● EXERCISE OBJECTIVE
Give back the records in their entirety, exactly.

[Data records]
>>>>>
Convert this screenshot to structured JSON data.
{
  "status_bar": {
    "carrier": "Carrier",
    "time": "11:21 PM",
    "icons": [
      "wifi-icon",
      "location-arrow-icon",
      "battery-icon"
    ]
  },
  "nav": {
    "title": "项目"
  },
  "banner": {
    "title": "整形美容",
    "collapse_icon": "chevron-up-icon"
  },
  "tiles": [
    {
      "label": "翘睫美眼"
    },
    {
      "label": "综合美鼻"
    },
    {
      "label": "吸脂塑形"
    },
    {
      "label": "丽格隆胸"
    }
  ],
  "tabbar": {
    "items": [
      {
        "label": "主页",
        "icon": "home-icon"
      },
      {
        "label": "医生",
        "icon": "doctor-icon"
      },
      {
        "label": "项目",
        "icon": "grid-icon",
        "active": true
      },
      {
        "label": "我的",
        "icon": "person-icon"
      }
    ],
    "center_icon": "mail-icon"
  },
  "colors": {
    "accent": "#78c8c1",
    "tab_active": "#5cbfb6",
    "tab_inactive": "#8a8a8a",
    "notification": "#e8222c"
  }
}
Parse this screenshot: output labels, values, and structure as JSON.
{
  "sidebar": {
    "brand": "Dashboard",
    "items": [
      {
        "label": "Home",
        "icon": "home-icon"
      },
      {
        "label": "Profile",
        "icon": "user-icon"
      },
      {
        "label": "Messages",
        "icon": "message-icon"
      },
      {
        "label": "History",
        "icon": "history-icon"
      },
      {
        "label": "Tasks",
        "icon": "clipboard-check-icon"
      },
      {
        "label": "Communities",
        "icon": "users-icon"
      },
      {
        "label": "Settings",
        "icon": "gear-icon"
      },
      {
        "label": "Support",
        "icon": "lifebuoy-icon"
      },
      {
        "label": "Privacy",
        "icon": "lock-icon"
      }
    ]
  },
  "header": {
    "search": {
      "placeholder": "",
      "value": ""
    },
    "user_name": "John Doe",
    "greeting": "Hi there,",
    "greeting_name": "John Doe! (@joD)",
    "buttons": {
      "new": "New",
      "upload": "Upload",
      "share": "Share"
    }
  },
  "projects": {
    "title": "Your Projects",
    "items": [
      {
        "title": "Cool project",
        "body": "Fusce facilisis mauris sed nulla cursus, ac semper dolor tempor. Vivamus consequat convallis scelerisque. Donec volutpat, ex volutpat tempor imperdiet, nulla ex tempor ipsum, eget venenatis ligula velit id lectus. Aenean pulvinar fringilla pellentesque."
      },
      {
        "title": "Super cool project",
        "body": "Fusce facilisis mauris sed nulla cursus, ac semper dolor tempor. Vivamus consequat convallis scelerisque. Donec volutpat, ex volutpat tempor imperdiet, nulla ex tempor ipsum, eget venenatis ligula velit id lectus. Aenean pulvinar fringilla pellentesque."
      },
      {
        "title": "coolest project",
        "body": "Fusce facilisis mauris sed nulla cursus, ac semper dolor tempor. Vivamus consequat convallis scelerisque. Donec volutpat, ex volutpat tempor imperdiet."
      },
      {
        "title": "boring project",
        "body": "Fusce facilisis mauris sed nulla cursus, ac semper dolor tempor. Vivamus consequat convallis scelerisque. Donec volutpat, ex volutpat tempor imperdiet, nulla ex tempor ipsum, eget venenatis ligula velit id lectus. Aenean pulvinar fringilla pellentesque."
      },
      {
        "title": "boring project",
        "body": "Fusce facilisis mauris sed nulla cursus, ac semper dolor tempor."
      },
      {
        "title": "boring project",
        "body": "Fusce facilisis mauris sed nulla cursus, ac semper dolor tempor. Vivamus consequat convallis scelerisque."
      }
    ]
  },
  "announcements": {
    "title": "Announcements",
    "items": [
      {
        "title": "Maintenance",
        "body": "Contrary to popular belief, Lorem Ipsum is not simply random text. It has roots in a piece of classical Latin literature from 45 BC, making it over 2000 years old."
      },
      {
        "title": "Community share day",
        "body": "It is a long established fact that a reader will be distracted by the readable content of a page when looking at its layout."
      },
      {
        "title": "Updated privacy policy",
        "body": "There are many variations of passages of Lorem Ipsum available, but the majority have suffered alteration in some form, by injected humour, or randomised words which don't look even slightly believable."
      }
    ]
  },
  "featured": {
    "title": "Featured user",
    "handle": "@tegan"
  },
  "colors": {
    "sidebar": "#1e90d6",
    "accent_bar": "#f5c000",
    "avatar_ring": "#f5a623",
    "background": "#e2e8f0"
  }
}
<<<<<
● RESPONSE FOR THIS EXERCISE
Convert this screenshot to structured JSON data.
{
  "status_bar": {
    "carrier": "Carrier",
    "time": "11:21 PM",
    "icons": [
      "wifi-icon",
      "location-arrow-icon",
      "battery-icon"
    ]
  },
  "nav": {
    "title": "项目"
  },
  "banner": {
    "title": "整形美容",
    "collapse_icon": "chevron-up-icon"
  },
  "tiles": [
    {
      "label": "翘睫美眼"
    },
    {
      "label": "综合美鼻"
    },
    {
      "label": "吸脂塑形"
    },
    {
      "label": "丽格隆胸"
    }
  ],
  "tabbar": {
    "items": [
      {
        "label": "主页",
        "icon": "home-icon"
      },
      {
        "label": "医生",
        "icon": "doctor-icon"
      },
      {
        "label": "项目",
        "icon": "grid-icon",
        "active": true
      },
      {
        "label": "我的",
        "icon": "person-icon"
      }
    ],
    "center_icon": "mail-icon"
  },
  "colors": {
    "accent": "#78c8c1",
    "tab_active": "#5cbfb6",
    "tab_inactive": "#8a8a8a",
    "notification": "#e8222c"
  }
}
Parse this screenshot: output labels, values, and structure as JSON.
{
  "sidebar": {
    "brand": "Dashboard",
    "items": [
      {
        "label": "Home",
        "icon": "home-icon"
      },
      {
        "label": "Profile",
        "icon": "user-icon"
      },
      {
        "label": "Messages",
        "icon": "message-icon"
      },
      {
        "label": "History",
        "icon": "history-icon"
      },
      {
        "label": "Tasks",
        "icon": "clipboard-check-icon"
      },
      {
        "label": "Communities",
        "icon": "users-icon"
      },
      {
        "label": "Settings",
        "icon": "gear-icon"
      },
      {
        "label": "Support",
        "icon": "lifebuoy-icon"
      },
      {
        "label": "Privacy",
        "icon": "lock-icon"
      }
    ]
  },
  "header": {
    "search": {
      "placeholder": "",
      "value": ""
    },
    "user_name": "John Doe",
    "greeting": "Hi there,",
    "greeting_name": "John Doe! (@joD)",
    "buttons": {
      "new": "New",
      "upload": "Upload",
      "share": "Share"
    }
  },
  "projects": {
    "title": "Your Projects",
    "items": [
      {
        "title": "Cool project",
        "body": "Fusce facilisis mauris sed nulla cursus, ac semper dolor tempor. Vivamus consequat convallis scelerisque. Donec volutpat, ex volutpat tempor imperdiet, nulla ex tempor ipsum, eget venenatis ligula velit id lectus. Aenean pulvinar fringilla pellentesque."
      },
      {
        "title": "Super cool project",
        "body": "Fusce facilisis mauris sed nulla cursus, ac semper dolor tempor. Vivamus consequat convallis scelerisque. Donec volutpat, ex volutpat tempor imperdiet, nulla ex tempor ipsum, eget venenatis ligula velit id lectus. Aenean pulvinar fringilla pellentesque."
      },
      {
        "title": "coolest project",
        "body": "Fusce facilisis mauris sed nulla cursus, ac semper dolor tempor. Vivamus consequat convallis scelerisque. Donec volutpat, ex volutpat tempor imperdiet."
      },
      {
        "title": "boring project",
        "body": "Fusce facilisis mauris sed nulla cursus, ac semper dolor tempor. Vivamus consequat convallis scelerisque. Donec volutpat, ex volutpat tempor imperdiet, nulla ex tempor ipsum, eget venenatis ligula velit id lectus. Aenean pulvinar fringilla pellentesque."
      },
      {
        "title": "boring project",
        "body": "Fusce facilisis mauris sed nulla cursus, ac semper dolor tempor."
      },
      {
        "title": "boring project",
        "body": "Fusce facilisis mauris sed nulla cursus, ac semper dolor tempor. Vivamus consequat convallis scelerisque."
      }
    ]
  },
  "announcements": {
    "title": "Announcements",
    "items": [
      {
        "title": "Maintenance",
        "body": "Contrary to popular belief, Lorem Ipsum is not simply random text. It has roots in a piece of classical Latin literature from 45 BC, making it over 2000 years old."
      },
      {
        "title": "Community share day",
        "body": "It is a long established fact that a reader will be distracted by the readable content of a page when looking at its layout."
      },
      {
        "title": "Updated privacy policy",
        "body": "There are many variations of passages of Lorem Ipsum available, but the majority have suffered alteration in some form, by injected humour, or randomised words which don't look even slightly believable."
      }
    ]
  },
  "featured": {
    "title": "Featured user",
    "handle": "@tegan"
  },
  "colors": {
    "sidebar": "#1e90d6",
    "accent_bar": "#f5c000",
    "avatar_ring": "#f5a623",
    "background": "#e2e8f0"
  }
}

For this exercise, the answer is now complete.